Earlier this year, the city of Columbus commissioned a study on the use of tax incentives in four different neighborhoods: the Short North, Linden, Near Eastside, and the Hilltop. Researchers found that in the Short North, generous tax abatements were not necessary to spur certain types of residential development.
On the flip side, the study found that the Hilltop, Near Eastside and Linden required abatements plus additional subsidies. Slow economic growth and the low cost of rent in these areas makes it harder to attract market rate developments.
Department of Development director Steve Schoeny says once the research is complete, it will be used to create more effective tax incentives policy.
Schoeny says they want a system that’s strategic and designed to spur economic development in all neighborhoods. Their current system has evolved over many years to solve individual problems.
While the Short North may not require as many tax incentives as previously thought, Schoeny says more economically robust areas may still require assistance to maintain progress.
“The balancing act is, how do we keep the momentum and the strength of those areas that are doing well, while making it more attractive to do projects in these other areas?” Schoeny says.
Clarence Mingo, Franklin County's auditor, commissioned an independent study earlier this year that also looked at tax incentives.
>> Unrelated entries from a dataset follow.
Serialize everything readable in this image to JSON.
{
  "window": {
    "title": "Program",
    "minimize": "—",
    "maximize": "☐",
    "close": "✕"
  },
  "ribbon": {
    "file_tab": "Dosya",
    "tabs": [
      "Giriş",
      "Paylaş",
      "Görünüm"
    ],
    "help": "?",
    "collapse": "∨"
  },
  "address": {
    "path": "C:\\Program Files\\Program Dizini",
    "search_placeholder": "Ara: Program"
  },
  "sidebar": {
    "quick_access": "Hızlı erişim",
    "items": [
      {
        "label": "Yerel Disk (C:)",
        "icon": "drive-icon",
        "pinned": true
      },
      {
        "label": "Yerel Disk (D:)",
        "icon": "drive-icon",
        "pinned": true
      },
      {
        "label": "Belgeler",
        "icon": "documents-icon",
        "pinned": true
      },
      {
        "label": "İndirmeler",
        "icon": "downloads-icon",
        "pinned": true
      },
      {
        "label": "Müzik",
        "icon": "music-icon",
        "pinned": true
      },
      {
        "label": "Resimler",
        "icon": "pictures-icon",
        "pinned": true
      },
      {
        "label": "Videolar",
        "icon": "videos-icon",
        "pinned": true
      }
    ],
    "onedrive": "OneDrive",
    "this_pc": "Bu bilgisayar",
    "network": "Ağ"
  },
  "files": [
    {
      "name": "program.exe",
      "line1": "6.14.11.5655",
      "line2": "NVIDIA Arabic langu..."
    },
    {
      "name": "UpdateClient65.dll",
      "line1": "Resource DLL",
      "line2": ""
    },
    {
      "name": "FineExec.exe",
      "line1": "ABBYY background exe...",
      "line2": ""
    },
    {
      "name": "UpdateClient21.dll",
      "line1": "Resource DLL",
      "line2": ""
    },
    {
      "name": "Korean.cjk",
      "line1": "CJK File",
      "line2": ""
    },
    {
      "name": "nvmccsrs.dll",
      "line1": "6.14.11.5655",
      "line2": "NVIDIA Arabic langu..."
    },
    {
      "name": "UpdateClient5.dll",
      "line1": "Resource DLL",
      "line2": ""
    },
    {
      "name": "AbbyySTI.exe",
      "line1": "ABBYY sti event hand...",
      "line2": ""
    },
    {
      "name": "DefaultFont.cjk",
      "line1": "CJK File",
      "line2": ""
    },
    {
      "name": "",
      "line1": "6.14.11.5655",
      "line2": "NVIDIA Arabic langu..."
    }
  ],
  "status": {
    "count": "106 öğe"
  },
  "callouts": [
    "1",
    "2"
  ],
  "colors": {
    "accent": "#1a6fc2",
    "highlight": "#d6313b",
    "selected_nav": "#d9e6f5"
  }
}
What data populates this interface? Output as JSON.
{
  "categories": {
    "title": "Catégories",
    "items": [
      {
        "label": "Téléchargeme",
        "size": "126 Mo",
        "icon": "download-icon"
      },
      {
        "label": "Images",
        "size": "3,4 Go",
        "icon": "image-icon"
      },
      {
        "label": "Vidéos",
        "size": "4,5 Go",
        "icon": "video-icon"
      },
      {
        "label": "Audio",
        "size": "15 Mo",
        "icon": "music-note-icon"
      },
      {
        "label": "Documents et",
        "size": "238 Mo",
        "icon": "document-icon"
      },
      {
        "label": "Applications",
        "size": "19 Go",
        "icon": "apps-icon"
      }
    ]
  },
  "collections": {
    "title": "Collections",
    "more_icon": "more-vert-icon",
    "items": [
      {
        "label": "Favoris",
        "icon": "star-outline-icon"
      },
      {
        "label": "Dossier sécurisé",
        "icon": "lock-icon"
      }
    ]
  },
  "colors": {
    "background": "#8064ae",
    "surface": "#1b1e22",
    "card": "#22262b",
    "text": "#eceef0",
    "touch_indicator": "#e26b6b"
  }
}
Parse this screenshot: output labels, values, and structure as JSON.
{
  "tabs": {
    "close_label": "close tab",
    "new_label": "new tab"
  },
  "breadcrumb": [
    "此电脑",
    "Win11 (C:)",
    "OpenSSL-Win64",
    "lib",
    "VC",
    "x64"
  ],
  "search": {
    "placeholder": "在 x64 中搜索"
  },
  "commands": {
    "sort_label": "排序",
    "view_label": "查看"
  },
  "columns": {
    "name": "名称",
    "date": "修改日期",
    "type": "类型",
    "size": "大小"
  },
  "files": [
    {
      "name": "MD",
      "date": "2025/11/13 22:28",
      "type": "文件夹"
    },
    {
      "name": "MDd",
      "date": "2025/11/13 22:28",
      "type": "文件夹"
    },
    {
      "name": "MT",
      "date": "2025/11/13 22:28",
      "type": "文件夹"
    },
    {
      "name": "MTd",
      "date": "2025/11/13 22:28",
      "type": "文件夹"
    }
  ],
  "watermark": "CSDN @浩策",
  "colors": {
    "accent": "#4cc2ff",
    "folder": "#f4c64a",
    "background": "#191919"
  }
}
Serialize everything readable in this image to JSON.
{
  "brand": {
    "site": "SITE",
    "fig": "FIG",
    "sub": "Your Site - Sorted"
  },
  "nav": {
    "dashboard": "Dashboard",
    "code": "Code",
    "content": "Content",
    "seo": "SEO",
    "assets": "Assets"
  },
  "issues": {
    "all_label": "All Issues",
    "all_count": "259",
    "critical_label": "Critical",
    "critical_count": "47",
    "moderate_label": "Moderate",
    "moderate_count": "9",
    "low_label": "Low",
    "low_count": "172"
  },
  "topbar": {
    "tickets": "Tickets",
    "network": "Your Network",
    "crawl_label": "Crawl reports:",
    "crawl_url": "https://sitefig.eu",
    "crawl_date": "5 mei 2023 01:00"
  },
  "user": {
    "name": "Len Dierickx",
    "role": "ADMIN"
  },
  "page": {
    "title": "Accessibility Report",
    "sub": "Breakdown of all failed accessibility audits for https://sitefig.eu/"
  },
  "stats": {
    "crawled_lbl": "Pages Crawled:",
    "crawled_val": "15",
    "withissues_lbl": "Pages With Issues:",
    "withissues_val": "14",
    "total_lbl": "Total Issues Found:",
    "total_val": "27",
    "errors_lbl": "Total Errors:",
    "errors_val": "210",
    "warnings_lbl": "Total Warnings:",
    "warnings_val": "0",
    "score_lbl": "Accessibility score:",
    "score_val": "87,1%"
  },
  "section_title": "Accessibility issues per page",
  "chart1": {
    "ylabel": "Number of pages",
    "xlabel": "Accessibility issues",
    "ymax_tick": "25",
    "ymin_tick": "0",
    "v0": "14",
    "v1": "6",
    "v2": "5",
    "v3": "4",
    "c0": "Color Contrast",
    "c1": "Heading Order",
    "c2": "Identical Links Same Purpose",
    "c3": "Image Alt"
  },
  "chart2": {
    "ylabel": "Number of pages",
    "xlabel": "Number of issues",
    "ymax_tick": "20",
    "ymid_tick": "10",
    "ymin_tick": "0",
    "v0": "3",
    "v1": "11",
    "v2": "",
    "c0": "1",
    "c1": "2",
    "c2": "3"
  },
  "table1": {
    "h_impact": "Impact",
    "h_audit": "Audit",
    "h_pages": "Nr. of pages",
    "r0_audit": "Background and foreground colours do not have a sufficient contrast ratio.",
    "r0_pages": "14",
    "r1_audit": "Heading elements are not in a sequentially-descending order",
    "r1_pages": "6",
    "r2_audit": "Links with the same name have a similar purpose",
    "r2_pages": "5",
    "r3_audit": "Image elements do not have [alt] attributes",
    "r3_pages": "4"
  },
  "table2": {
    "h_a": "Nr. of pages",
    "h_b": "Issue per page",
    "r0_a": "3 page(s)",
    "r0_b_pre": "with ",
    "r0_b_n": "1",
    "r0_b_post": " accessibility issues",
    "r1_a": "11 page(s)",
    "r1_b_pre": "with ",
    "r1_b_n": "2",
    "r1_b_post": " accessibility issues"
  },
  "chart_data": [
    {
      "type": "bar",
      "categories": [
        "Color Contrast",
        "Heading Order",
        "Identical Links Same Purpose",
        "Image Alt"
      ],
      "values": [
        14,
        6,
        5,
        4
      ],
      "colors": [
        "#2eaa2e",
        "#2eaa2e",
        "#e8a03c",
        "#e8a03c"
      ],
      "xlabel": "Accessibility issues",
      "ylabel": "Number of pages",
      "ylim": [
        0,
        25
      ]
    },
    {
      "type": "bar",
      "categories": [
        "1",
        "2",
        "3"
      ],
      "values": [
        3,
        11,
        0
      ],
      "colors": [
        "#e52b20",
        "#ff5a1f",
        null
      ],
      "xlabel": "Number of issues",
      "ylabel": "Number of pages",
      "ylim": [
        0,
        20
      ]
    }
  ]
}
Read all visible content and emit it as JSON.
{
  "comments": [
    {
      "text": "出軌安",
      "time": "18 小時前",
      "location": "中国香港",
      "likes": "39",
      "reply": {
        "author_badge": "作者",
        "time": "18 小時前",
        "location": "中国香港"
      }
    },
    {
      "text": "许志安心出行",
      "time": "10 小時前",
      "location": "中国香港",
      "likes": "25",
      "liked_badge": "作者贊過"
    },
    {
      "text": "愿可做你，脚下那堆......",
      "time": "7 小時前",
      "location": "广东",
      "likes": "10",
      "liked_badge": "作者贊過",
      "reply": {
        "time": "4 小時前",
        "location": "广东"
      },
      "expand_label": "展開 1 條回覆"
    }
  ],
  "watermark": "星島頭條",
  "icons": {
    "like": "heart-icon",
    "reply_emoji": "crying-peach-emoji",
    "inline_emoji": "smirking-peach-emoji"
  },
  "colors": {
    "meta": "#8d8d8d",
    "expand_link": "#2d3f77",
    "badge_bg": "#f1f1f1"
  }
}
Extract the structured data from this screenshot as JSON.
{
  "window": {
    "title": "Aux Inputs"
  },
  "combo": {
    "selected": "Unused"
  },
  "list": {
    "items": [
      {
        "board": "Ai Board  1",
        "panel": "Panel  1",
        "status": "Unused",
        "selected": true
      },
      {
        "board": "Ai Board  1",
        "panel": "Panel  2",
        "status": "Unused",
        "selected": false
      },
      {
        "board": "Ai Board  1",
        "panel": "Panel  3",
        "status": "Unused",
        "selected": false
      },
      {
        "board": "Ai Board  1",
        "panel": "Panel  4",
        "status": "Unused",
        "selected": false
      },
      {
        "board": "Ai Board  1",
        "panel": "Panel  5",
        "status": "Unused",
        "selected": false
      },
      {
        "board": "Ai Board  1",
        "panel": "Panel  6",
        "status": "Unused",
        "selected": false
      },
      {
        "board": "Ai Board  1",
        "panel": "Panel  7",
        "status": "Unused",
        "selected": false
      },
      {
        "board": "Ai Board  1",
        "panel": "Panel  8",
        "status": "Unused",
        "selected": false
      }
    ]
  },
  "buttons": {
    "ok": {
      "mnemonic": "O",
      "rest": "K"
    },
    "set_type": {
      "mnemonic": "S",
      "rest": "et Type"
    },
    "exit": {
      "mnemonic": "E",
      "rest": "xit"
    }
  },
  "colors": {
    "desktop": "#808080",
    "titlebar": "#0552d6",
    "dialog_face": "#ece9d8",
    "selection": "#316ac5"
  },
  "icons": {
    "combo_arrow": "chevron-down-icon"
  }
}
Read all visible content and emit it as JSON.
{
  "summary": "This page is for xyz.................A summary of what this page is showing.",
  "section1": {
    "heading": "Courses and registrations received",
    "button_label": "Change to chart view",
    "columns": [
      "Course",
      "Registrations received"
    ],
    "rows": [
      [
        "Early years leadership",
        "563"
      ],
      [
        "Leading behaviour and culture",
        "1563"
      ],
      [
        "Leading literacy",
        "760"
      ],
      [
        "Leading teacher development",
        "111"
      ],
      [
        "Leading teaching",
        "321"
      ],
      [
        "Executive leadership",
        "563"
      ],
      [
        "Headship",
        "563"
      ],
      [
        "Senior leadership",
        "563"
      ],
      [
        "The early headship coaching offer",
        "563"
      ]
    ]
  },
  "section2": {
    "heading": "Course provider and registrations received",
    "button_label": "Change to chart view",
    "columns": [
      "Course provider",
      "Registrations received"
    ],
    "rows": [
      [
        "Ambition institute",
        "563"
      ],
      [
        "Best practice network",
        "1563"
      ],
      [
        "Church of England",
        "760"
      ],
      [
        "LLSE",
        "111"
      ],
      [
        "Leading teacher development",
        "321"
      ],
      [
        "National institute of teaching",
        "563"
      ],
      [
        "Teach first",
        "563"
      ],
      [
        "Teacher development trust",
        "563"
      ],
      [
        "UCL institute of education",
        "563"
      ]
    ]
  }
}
What that study found, Mingo says, is it’s unclear whether tax abatements—like the $68 million recently granted for development at Easton Town Center—benefit Columbus residents.
“There’s not, to date, evidence of significant gain or significant benefits on behalf of tax payers because these abatements have been allowed,” Mingo says.
Mingo says the city has taken a step in the right direction to objectively study how they use tax incentives.